* _About this exercise_
A verbatim reproduction of every entry is the expected answer.

* _Source material_
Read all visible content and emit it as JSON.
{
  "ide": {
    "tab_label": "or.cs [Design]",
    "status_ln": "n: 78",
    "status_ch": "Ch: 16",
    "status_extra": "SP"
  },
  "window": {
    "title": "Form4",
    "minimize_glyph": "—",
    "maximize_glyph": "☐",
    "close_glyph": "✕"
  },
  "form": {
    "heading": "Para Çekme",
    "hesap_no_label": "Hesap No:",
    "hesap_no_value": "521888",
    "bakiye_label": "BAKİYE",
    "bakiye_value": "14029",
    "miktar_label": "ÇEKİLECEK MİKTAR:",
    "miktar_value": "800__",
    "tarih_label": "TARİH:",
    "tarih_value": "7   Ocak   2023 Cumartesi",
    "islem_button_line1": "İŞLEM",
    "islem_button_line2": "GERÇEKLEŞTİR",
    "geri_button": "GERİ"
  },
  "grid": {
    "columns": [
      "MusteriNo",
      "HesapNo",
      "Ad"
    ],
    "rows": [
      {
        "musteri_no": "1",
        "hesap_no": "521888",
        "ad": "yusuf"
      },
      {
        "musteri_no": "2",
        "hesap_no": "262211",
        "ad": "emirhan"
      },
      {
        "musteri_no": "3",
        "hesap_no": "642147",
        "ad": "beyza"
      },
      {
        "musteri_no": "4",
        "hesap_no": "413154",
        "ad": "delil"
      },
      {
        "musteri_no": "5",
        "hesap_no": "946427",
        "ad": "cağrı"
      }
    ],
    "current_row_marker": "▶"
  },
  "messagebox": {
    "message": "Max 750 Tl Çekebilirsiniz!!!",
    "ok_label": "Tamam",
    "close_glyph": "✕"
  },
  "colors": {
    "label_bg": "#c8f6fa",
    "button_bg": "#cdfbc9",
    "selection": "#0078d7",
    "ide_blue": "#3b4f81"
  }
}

* _Solution to the exercise_
Read all visible content and emit it as JSON.
{
  "ide": {
    "tab_label": "or.cs [Design]",
    "status_ln": "n: 78",
    "status_ch": "Ch: 16",
    "status_extra": "SP"
  },
  "window": {
    "title": "Form4",
    "minimize_glyph": "—",
    "maximize_glyph": "☐",
    "close_glyph": "✕"
  },
  "form": {
    "heading": "Para Çekme",
    "hesap_no_label": "Hesap No:",
    "hesap_no_value": "521888",
    "bakiye_label": "BAKİYE",
    "bakiye_value": "14029",
    "miktar_label": "ÇEKİLECEK MİKTAR:",
    "miktar_value": "800__",
    "tarih_label": "TARİH:",
    "tarih_value": "7   Ocak   2023 Cumartesi",
    "islem_button_line1": "İŞLEM",
    "islem_button_line2": "GERÇEKLEŞTİR",
    "geri_button": "GERİ"
  },
  "grid": {
    "columns": [
      "MusteriNo",
      "HesapNo",
      "Ad"
    ],
    "rows": [
      {
        "musteri_no": "1",
        "hesap_no": "521888",
        "ad": "yusuf"
      },
      {
        "musteri_no": "2",
        "hesap_no": "262211",
        "ad": "emirhan"
      },
      {
        "musteri_no": "3",
        "hesap_no": "642147",
        "ad": "beyza"
      },
      {
        "musteri_no": "4",
        "hesap_no": "413154",
        "ad": "delil"
      },
      {
        "musteri_no": "5",
        "hesap_no": "946427",
        "ad": "cağrı"
      }
    ],
    "current_row_marker": "▶"
  },
  "messagebox": {
    "message": "Max 750 Tl Çekebilirsiniz!!!",
    "ok_label": "Tamam",
    "close_glyph": "✕"
  },
  "colors": {
    "label_bg": "#c8f6fa",
    "button_bg": "#cdfbc9",
    "selection": "#0078d7",
    "ide_blue": "#3b4f81"
  }
}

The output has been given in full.